This study was initiated to determine whether differences in genotypic diversity among populations of Venturia inaequalis (Cke.) Wint., as detected using neutral genetic markers, were related to the ecological conditions in which apples are grown in Israel. Since sexual reproduction in this fungal pathogen has an obligate requirement for sustained low winter temperatures, and since these requirements in Israel are met only on the Golan Heights, we were interested in whether lower elevation populations of this pathogen might be comprised of asexual clonal lineages. Unlike temperate apple growing regions; where the primary spring inoculum is ascosporic derived from overwintered pseudothecia, Israeli apple orchards at lower elevations in the Hula Valley and along the coastal plain rarely if ever experience low winter temperatures and pseudothecia have never been recovered. Two orchards were sampled from the Golan Heights (El Rom and Ortal, n = 38) and three orchards from the Hula Valley and coastal plain (Sede Eliezer, Ginaton and Be'er Tuvia, n = 40). Microsatellite primers were used to analyze population structure and the resulting binary data analyzed by both cluster and parsimony analysis.

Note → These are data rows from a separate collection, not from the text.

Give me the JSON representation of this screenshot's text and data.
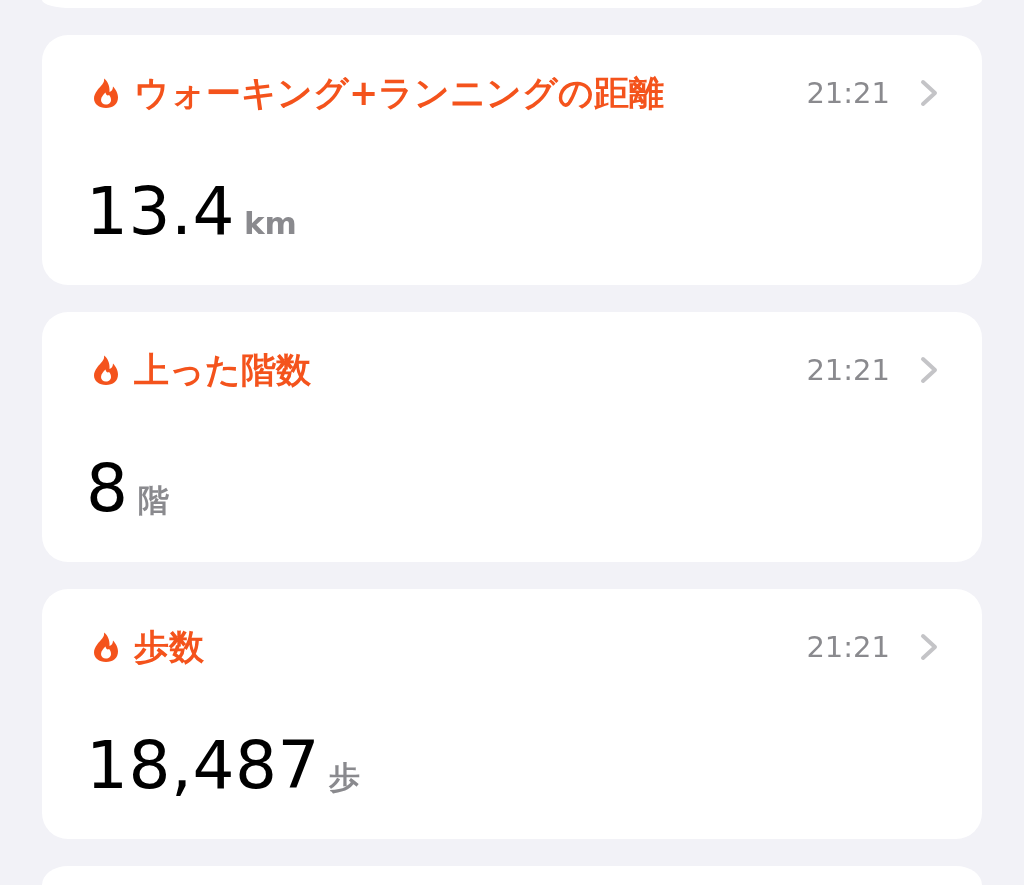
{
  "metrics": [
    {
      "title": "ウォーキング+ランニングの距離",
      "time": "21:21",
      "value": "13.4",
      "unit": "km"
    },
    {
      "title": "上った階数",
      "time": "21:21",
      "value": "8",
      "unit": "階"
    },
    {
      "title": "歩数",
      "time": "21:21",
      "value": "18,487",
      "unit": "歩"
    }
  ]
}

Populations from the coastal plain were genetically uniform within each of the orchards sampled, whereas populations from the Golan Heights showed levels of genotypic diversity ten times as high. The data support field observations that this pathogen does not reproduce sexually in regions characterized by the absence of low winter temperatures and is instead composed of clonal lineages. This may have bearing on control strategies for the disease in Israel.

See also the attached poster: "The influence of climate on sexual reproduction in the Apple Scab Fungus Venturia inaequalis in Israel"

https://www.eboehm.com/wp-content/uploads/2018/11/boehm_vi_portrait_36_x_48.pdf

Scientific Publication
You may also be interested in